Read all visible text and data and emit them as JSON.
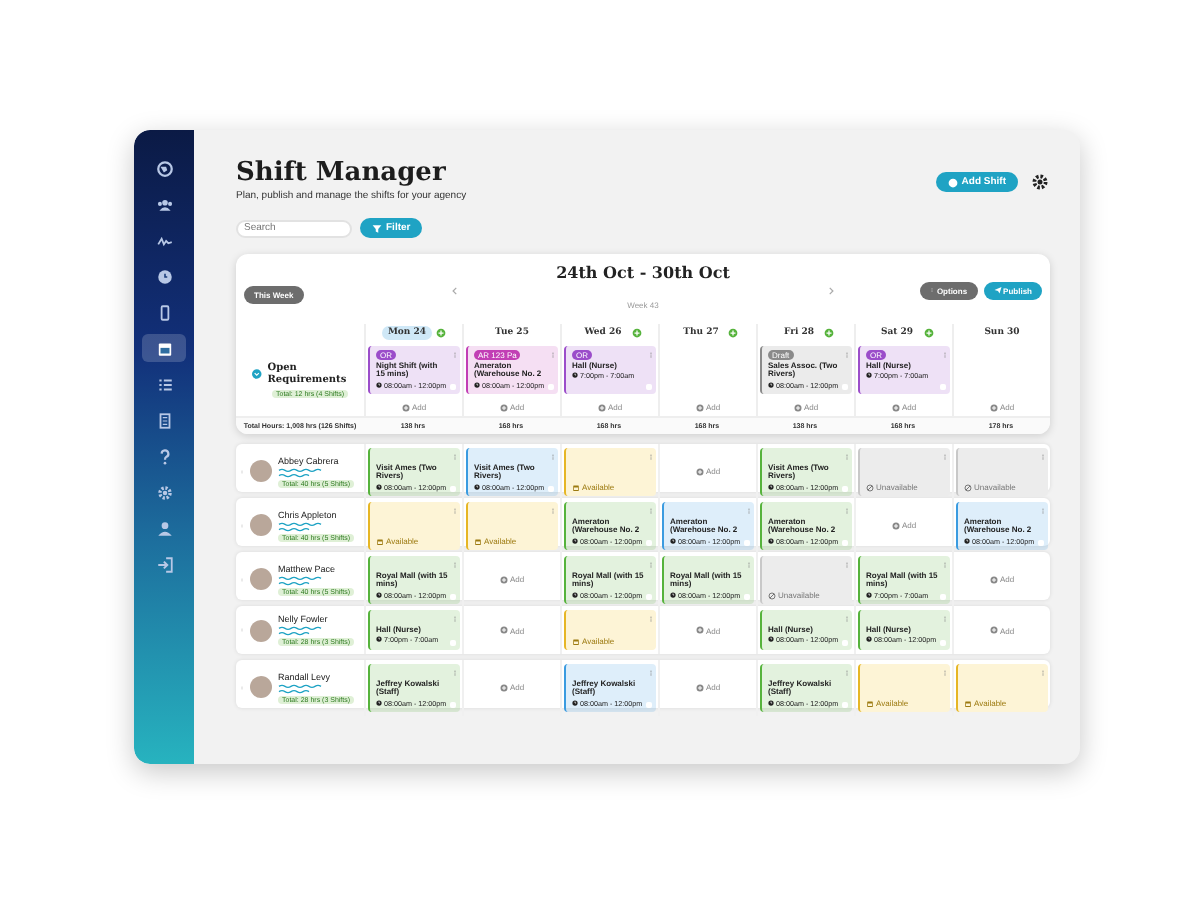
{
  "sidebar": {
    "items": [
      {
        "selected": false
      },
      {
        "selected": false
      },
      {
        "selected": false
      },
      {
        "selected": false
      },
      {
        "selected": false
      },
      {
        "selected": true
      },
      {
        "selected": false
      },
      {
        "selected": false
      },
      {
        "selected": false
      },
      {
        "selected": false
      },
      {
        "selected": false
      },
      {
        "selected": false
      }
    ]
  },
  "header": {
    "title": "Shift Manager",
    "subtitle": "Plan, publish and manage the shifts for your agency",
    "add_button": "Add Shift",
    "search": {
      "placeholder": "Search"
    },
    "filter_button": "Filter"
  },
  "week": {
    "this_week_button": "This Week",
    "title": "24th Oct - 30th Oct",
    "subtitle": "Week 43",
    "options_button": "Options",
    "publish_button": "Publish",
    "days": [
      {
        "label": "Mon 24",
        "selected": true,
        "addable": true
      },
      {
        "label": "Tue 25",
        "selected": false,
        "addable": false
      },
      {
        "label": "Wed 26",
        "selected": false,
        "addable": true
      },
      {
        "label": "Thu 27",
        "selected": false,
        "addable": true
      },
      {
        "label": "Fri 28",
        "selected": false,
        "addable": true
      },
      {
        "label": "Sat 29",
        "selected": false,
        "addable": true
      },
      {
        "label": "Sun 30",
        "selected": false,
        "addable": false
      }
    ],
    "open_requirements": {
      "label": "Open Requirements",
      "badge": "Total: 12 hrs (4 Shifts)",
      "cells": [
        {
          "kind": "shift",
          "color": "#9b4dca",
          "tag": "OR",
          "title": "Night Shift (with 15 mins)",
          "time": "08:00am - 12:00pm",
          "add": "Add"
        },
        {
          "kind": "shift",
          "color": "#c23fb5",
          "tag": "AR 123 Pa",
          "title": "Ameraton (Warehouse No. 2",
          "time": "08:00am - 12:00pm",
          "add": "Add"
        },
        {
          "kind": "shift",
          "color": "#9b4dca",
          "tag": "OR",
          "title": "Hall (Nurse)",
          "time": "7:00pm - 7:00am",
          "add": "Add"
        },
        {
          "kind": "empty",
          "add": "Add"
        },
        {
          "kind": "shift",
          "color": "#8a8a8a",
          "tag": "Draft",
          "title": "Sales Assoc. (Two Rivers)",
          "time": "08:00am - 12:00pm",
          "add": "Add"
        },
        {
          "kind": "shift",
          "color": "#9b4dca",
          "tag": "OR",
          "title": "Hall (Nurse)",
          "time": "7:00pm - 7:00am",
          "add": "Add"
        },
        {
          "kind": "empty",
          "add": "Add"
        }
      ]
    },
    "totals": {
      "label": "Total Hours: 1,008 hrs (126 Shifts)",
      "values": [
        "138 hrs",
        "168 hrs",
        "168 hrs",
        "168 hrs",
        "138 hrs",
        "168 hrs",
        "178 hrs"
      ]
    }
  },
  "staff": [
    {
      "name": "Abbey Cabrera",
      "badge": "Total: 40 hrs (5 Shifts)",
      "cells": [
        {
          "kind": "shift",
          "color": "#56b33c",
          "title": "Visit Ames (Two Rivers)",
          "time": "08:00am - 12:00pm"
        },
        {
          "kind": "shift",
          "color": "#3a9be0",
          "title": "Visit Ames (Two Rivers)",
          "time": "08:00am - 12:00pm"
        },
        {
          "kind": "available",
          "text": "Available"
        },
        {
          "kind": "empty",
          "text": "Add"
        },
        {
          "kind": "shift",
          "color": "#56b33c",
          "title": "Visit Ames (Two Rivers)",
          "time": "08:00am - 12:00pm"
        },
        {
          "kind": "unavailable",
          "text": "Unavailable"
        },
        {
          "kind": "unavailable",
          "text": "Unavailable"
        }
      ]
    },
    {
      "name": "Chris Appleton",
      "badge": "Total: 40 hrs (5 Shifts)",
      "cells": [
        {
          "kind": "available",
          "text": "Available"
        },
        {
          "kind": "available",
          "text": "Available"
        },
        {
          "kind": "shift",
          "color": "#56b33c",
          "title": "Ameraton (Warehouse No. 2",
          "time": "08:00am - 12:00pm"
        },
        {
          "kind": "shift",
          "color": "#3a9be0",
          "title": "Ameraton (Warehouse No. 2",
          "time": "08:00am - 12:00pm"
        },
        {
          "kind": "shift",
          "color": "#56b33c",
          "title": "Ameraton (Warehouse No. 2",
          "time": "08:00am - 12:00pm"
        },
        {
          "kind": "empty",
          "text": "Add"
        },
        {
          "kind": "shift",
          "color": "#3a9be0",
          "title": "Ameraton (Warehouse No. 2",
          "time": "08:00am - 12:00pm"
        }
      ]
    },
    {
      "name": "Matthew Pace",
      "badge": "Total: 40 hrs (5 Shifts)",
      "cells": [
        {
          "kind": "shift",
          "color": "#56b33c",
          "title": "Royal Mall (with 15 mins)",
          "time": "08:00am - 12:00pm"
        },
        {
          "kind": "empty",
          "text": "Add"
        },
        {
          "kind": "shift",
          "color": "#56b33c",
          "title": "Royal Mall (with 15 mins)",
          "time": "08:00am - 12:00pm"
        },
        {
          "kind": "shift",
          "color": "#56b33c",
          "title": "Royal Mall (with 15 mins)",
          "time": "08:00am - 12:00pm"
        },
        {
          "kind": "unavailable",
          "text": "Unavailable"
        },
        {
          "kind": "shift",
          "color": "#56b33c",
          "title": "Royal Mall (with 15 mins)",
          "time": "7:00pm - 7:00am"
        },
        {
          "kind": "empty",
          "text": "Add"
        }
      ]
    },
    {
      "name": "Nelly Fowler",
      "badge": "Total: 28 hrs (3 Shifts)",
      "cells": [
        {
          "kind": "shift",
          "color": "#56b33c",
          "title": "Hall (Nurse)",
          "time": "7:00pm - 7:00am"
        },
        {
          "kind": "empty",
          "text": "Add"
        },
        {
          "kind": "available",
          "text": "Available"
        },
        {
          "kind": "empty",
          "text": "Add"
        },
        {
          "kind": "shift",
          "color": "#56b33c",
          "title": "Hall (Nurse)",
          "time": "08:00am - 12:00pm"
        },
        {
          "kind": "shift",
          "color": "#56b33c",
          "title": "Hall (Nurse)",
          "time": "08:00am - 12:00pm"
        },
        {
          "kind": "empty",
          "text": "Add"
        }
      ]
    },
    {
      "name": "Randall Levy",
      "badge": "Total: 28 hrs (3 Shifts)",
      "cells": [
        {
          "kind": "shift",
          "color": "#56b33c",
          "title": "Jeffrey Kowalski (Staff)",
          "time": "08:00am - 12:00pm"
        },
        {
          "kind": "empty",
          "text": "Add"
        },
        {
          "kind": "shift",
          "color": "#3a9be0",
          "title": "Jeffrey Kowalski (Staff)",
          "time": "08:00am - 12:00pm"
        },
        {
          "kind": "empty",
          "text": "Add"
        },
        {
          "kind": "shift",
          "color": "#56b33c",
          "title": "Jeffrey Kowalski (Staff)",
          "time": "08:00am - 12:00pm"
        },
        {
          "kind": "available",
          "text": "Available"
        },
        {
          "kind": "available",
          "text": "Available"
        }
      ]
    }
  ]
}
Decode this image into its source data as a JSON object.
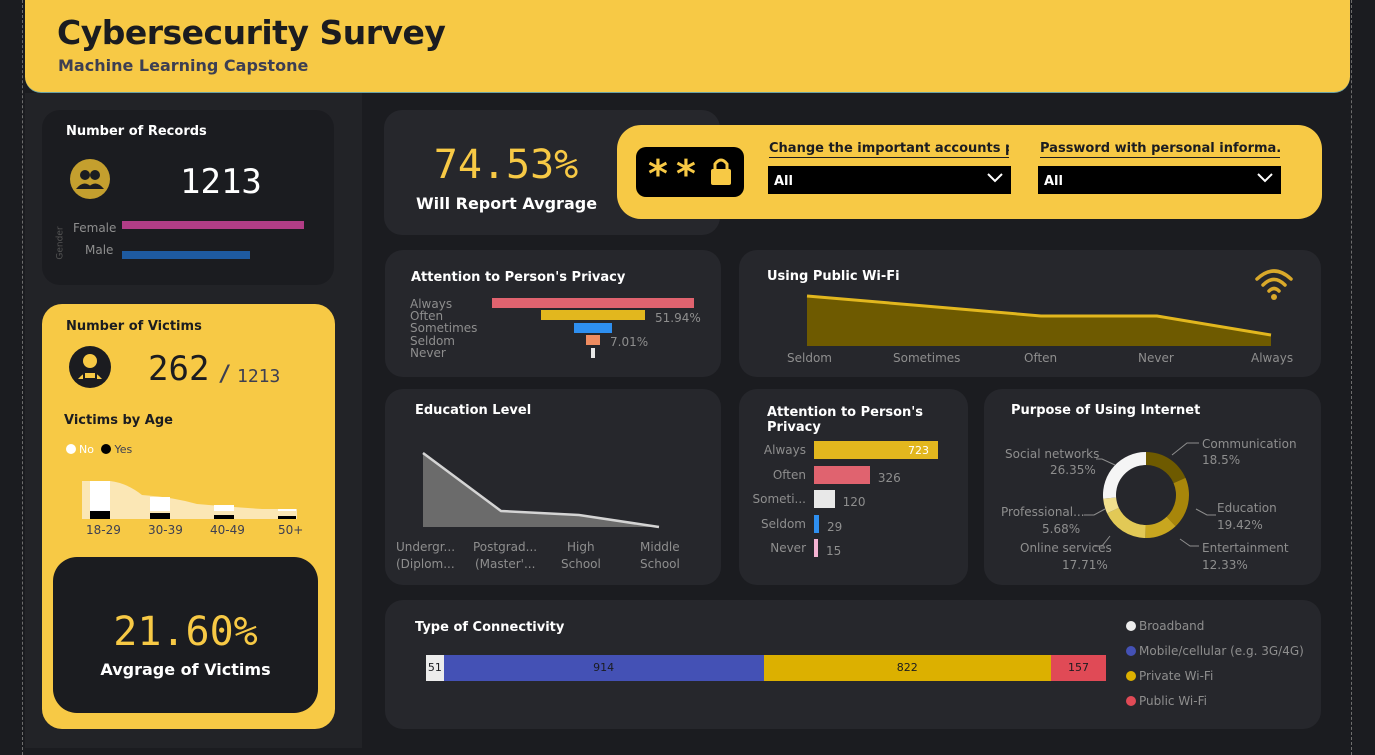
{
  "header": {
    "title": "Cybersecurity Survey",
    "subtitle": "Machine Learning Capstone"
  },
  "records": {
    "title": "Number of Records",
    "value": "1213",
    "axis_label": "Gender",
    "bars": [
      {
        "label": "Female",
        "fraction": 0.98,
        "color": "#b23d86"
      },
      {
        "label": "Male",
        "fraction": 0.69,
        "color": "#1e5aa0"
      }
    ]
  },
  "victims": {
    "title": "Number of Victims",
    "value": "262",
    "separator": "/",
    "total": "1213",
    "by_age_title": "Victims by Age",
    "legend_no": "No",
    "legend_yes": "Yes",
    "age_labels": [
      "18-29",
      "30-39",
      "40-49",
      "50+"
    ]
  },
  "avg_victims": {
    "value": "21.60%",
    "label": "Avgrage of Victims"
  },
  "will_report": {
    "value": "74.53%",
    "label": "Will Report Avgrage"
  },
  "filters": {
    "icon": "password-lock-icon",
    "f1": {
      "label": "Change the important accounts p...",
      "value": "All"
    },
    "f2": {
      "label": "Password with personal informa...",
      "value": "All"
    }
  },
  "privacy_funnel": {
    "title": "Attention to Person's Privacy",
    "labels": [
      "Always",
      "Often",
      "Sometimes",
      "Seldom",
      "Never"
    ],
    "pct_often": "51.94%",
    "pct_seldom": "7.01%"
  },
  "wifi": {
    "title": "Using Public Wi-Fi",
    "icon": "wifi-icon",
    "categories": [
      "Seldom",
      "Sometimes",
      "Often",
      "Never",
      "Always"
    ]
  },
  "education": {
    "title": "Education Level",
    "labels": [
      [
        "Undergr...",
        "(Diplom..."
      ],
      [
        "Postgrad...",
        "(Master'..."
      ],
      [
        "High",
        "School"
      ],
      [
        "Middle",
        "School"
      ]
    ]
  },
  "privacy_bars": {
    "title": "Attention to Person's Privacy",
    "categories": [
      "Always",
      "Often",
      "Someti...",
      "Seldom",
      "Never"
    ],
    "values": [
      723,
      326,
      120,
      29,
      15
    ],
    "colors": [
      "#e2b71e",
      "#e0636f",
      "#e8e8e8",
      "#2e8ff0",
      "#f4b3d2"
    ]
  },
  "purpose": {
    "title": "Purpose of Using Internet",
    "labels": {
      "social": [
        "Social networks",
        "26.35%"
      ],
      "comm": [
        "Communication",
        "18.5%"
      ],
      "edu": [
        "Education",
        "19.42%"
      ],
      "ent": [
        "Entertainment",
        "12.33%"
      ],
      "online": [
        "Online services",
        "17.71%"
      ],
      "prof": [
        "Professional...",
        "5.68%"
      ]
    }
  },
  "connectivity": {
    "title": "Type of Connectivity",
    "legend": [
      "Broadband",
      "Mobile/cellular (e.g. 3G/4G)",
      "Private Wi-Fi",
      "Public Wi-Fi"
    ],
    "colors": [
      "#ececec",
      "#4451b5",
      "#dcb000",
      "#e04a56"
    ]
  },
  "chart_data": [
    {
      "type": "bar",
      "title": "Number of Records",
      "ylabel": "Gender",
      "categories": [
        "Female",
        "Male"
      ],
      "values": [
        0.98,
        0.69
      ]
    },
    {
      "type": "area",
      "title": "Victims by Age",
      "categories": [
        "18-29",
        "30-39",
        "40-49",
        "50+"
      ],
      "series": [
        {
          "name": "No",
          "values": [
            20,
            13,
            9,
            4
          ]
        },
        {
          "name": "Yes",
          "values": [
            5,
            3,
            2,
            1
          ]
        }
      ]
    },
    {
      "type": "bar",
      "title": "Attention to Person's Privacy",
      "categories": [
        "Always",
        "Often",
        "Sometimes",
        "Seldom",
        "Never"
      ],
      "values": [
        100,
        51.94,
        19,
        7.01,
        2
      ],
      "colors": [
        "#e0636f",
        "#e2b71e",
        "#2e8ff0",
        "#ef8c60",
        "#e8e8e8"
      ]
    },
    {
      "type": "area",
      "title": "Using Public Wi-Fi",
      "categories": [
        "Seldom",
        "Sometimes",
        "Often",
        "Never",
        "Always"
      ],
      "values": [
        100,
        90,
        80,
        65,
        22
      ]
    },
    {
      "type": "area",
      "title": "Education Level",
      "categories": [
        "Undergraduate (Diploma)",
        "Postgraduate (Master's)",
        "High School",
        "Middle School"
      ],
      "values": [
        100,
        22,
        17,
        2
      ]
    },
    {
      "type": "bar",
      "title": "Attention to Person's Privacy",
      "categories": [
        "Always",
        "Often",
        "Sometimes",
        "Seldom",
        "Never"
      ],
      "values": [
        723,
        326,
        120,
        29,
        15
      ]
    },
    {
      "type": "pie",
      "title": "Purpose of Using Internet",
      "categories": [
        "Communication",
        "Education",
        "Entertainment",
        "Online services",
        "Professional...",
        "Social networks"
      ],
      "values": [
        18.5,
        19.42,
        12.33,
        17.71,
        5.68,
        26.35
      ],
      "colors": [
        "#6e5a00",
        "#a8860a",
        "#c8a61f",
        "#e2c956",
        "#f1e08e",
        "#f5f5f5"
      ]
    },
    {
      "type": "bar",
      "title": "Type of Connectivity",
      "categories": [
        "Broadband",
        "Mobile/cellular (e.g. 3G/4G)",
        "Private Wi-Fi",
        "Public Wi-Fi"
      ],
      "values": [
        51,
        914,
        822,
        157
      ],
      "colors": [
        "#ececec",
        "#4451b5",
        "#dcb000",
        "#e04a56"
      ]
    }
  ]
}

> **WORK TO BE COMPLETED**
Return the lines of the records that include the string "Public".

> **OUTPUT OF THE TASK**
    "title": "Using Public Wi-Fi",
      "Public Wi-Fi"
      "title": "Using Public Wi-Fi",
        "Public Wi-Fi"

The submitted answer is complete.